A week after racist fliers emerged on the University of Michigan campus, President Mark Schlissel made a strong public condemnation Wednesday, calling them an “act of terrorism.”
“In a way, these posters, (can be interpreted) as an act of terrorism,” Schlissel said. “The only way to combat that is with support and solidarity … and to move forward with a community of allies.”
“The challenges our students are facing are psychological ones,” Schlissel said. “It’s living in a world where some people are made to believe that they don’t really belong, or that they are different or less-than.
Schlissel has made other strong statements since the Sept. 27 incident, in which racist fliers were found at Haven and Mason halls. One was “Why White Women Shouldn’t Date Black Men,” and another tells “Euro-Americans” to stop “apologizing,” “living in fear” and “denying (their) heritage.” The bottom of the flier included the words “Alt Right,” and “Be White.”
In the wake of the incident, many students have demonstrated.
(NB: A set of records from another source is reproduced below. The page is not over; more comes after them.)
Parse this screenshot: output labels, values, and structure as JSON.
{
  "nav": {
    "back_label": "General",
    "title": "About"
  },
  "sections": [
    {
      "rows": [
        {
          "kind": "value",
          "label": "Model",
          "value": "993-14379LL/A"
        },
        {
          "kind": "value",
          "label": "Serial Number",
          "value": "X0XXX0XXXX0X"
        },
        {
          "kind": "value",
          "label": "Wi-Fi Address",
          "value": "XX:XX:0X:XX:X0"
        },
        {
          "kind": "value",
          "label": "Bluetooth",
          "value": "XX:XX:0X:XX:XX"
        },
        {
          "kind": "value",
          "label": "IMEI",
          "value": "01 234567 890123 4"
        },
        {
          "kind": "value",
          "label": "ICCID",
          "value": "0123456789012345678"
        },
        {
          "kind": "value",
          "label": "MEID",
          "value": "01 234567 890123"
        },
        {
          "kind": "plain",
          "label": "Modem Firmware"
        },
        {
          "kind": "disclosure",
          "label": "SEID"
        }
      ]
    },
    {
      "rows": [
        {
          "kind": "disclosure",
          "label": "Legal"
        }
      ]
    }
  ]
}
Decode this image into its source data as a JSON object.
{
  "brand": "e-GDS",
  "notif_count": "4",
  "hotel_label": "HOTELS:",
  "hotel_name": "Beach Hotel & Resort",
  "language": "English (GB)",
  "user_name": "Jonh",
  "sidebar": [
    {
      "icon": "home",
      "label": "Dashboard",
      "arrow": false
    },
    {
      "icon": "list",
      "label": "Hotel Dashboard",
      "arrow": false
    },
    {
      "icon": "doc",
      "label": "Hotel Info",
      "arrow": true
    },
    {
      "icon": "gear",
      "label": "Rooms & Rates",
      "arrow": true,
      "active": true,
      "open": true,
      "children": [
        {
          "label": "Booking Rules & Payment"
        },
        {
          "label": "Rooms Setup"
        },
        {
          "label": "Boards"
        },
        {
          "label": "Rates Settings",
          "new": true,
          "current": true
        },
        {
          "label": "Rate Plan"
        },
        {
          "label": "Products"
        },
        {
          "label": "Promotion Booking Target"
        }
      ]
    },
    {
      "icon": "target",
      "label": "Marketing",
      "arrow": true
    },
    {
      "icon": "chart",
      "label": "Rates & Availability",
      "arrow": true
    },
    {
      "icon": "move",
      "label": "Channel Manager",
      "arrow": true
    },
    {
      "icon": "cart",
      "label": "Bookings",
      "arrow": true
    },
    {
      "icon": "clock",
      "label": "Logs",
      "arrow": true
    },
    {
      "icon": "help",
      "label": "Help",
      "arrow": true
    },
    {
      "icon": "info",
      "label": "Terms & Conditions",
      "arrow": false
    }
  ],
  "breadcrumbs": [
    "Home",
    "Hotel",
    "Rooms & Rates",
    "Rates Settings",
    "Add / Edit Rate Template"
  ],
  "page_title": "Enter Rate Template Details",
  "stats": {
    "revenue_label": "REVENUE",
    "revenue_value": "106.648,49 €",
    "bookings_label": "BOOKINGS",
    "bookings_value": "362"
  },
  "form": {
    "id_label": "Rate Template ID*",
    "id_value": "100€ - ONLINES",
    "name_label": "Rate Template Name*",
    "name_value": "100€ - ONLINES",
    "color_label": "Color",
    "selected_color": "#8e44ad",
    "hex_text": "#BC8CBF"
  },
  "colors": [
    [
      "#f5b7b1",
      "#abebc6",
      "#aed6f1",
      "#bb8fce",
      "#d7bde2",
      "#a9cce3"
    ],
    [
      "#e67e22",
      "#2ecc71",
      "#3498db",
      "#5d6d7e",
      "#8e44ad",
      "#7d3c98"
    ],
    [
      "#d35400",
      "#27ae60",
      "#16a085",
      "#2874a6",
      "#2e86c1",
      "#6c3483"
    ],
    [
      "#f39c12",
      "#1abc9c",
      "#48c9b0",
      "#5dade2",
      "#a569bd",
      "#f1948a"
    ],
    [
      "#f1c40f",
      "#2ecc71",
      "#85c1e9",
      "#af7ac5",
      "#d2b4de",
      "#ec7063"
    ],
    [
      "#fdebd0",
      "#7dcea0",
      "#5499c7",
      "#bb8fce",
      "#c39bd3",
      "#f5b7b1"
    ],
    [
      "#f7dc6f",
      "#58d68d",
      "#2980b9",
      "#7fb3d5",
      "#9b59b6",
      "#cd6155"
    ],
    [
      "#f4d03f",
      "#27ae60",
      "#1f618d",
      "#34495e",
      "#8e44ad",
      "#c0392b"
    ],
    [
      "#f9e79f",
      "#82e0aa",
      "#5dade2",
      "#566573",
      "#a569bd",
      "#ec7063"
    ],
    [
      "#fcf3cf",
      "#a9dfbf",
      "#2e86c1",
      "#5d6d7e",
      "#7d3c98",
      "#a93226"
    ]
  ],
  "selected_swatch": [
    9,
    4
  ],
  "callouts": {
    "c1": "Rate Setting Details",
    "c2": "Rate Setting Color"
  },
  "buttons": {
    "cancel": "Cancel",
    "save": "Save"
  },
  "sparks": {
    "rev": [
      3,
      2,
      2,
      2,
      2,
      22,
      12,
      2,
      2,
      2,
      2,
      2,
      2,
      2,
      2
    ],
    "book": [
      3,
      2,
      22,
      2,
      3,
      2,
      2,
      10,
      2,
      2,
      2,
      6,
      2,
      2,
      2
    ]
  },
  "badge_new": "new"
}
Schlissel invited the campus community to a forum on Sunday to talk about it; he also demonstrated on the Diag with faculty on Tuesday and has tweeted about it, too.
“#Umich allies stepping up and proclaiming that hateful speech and racism have no place amongst the Wolverines,” Schlissel tweeted in a photo where he linked arms with students.
“No one should feel unsafe in our @umich community,” Schlissel said in another tweet. “Help me spread ideas, not hate.”
Schlissel’s comments come the day before the university hosts a summit to release a months-long, multifaceted approach for the university to improve campus diversity. African-American students represented 4.9 percent of the 43,651 students on campus in 2015, according to Rob Sellers, vice provost for equity, inclusion and academic affairs.
However, Schlissel said during his speech that enrollment numbers for 2016-17 were expected in the next week, with an increase in underrepresented minorities, first generation and Pell-eligible students.
“Though we are still not where we want, or need, to be,” Schlissel said.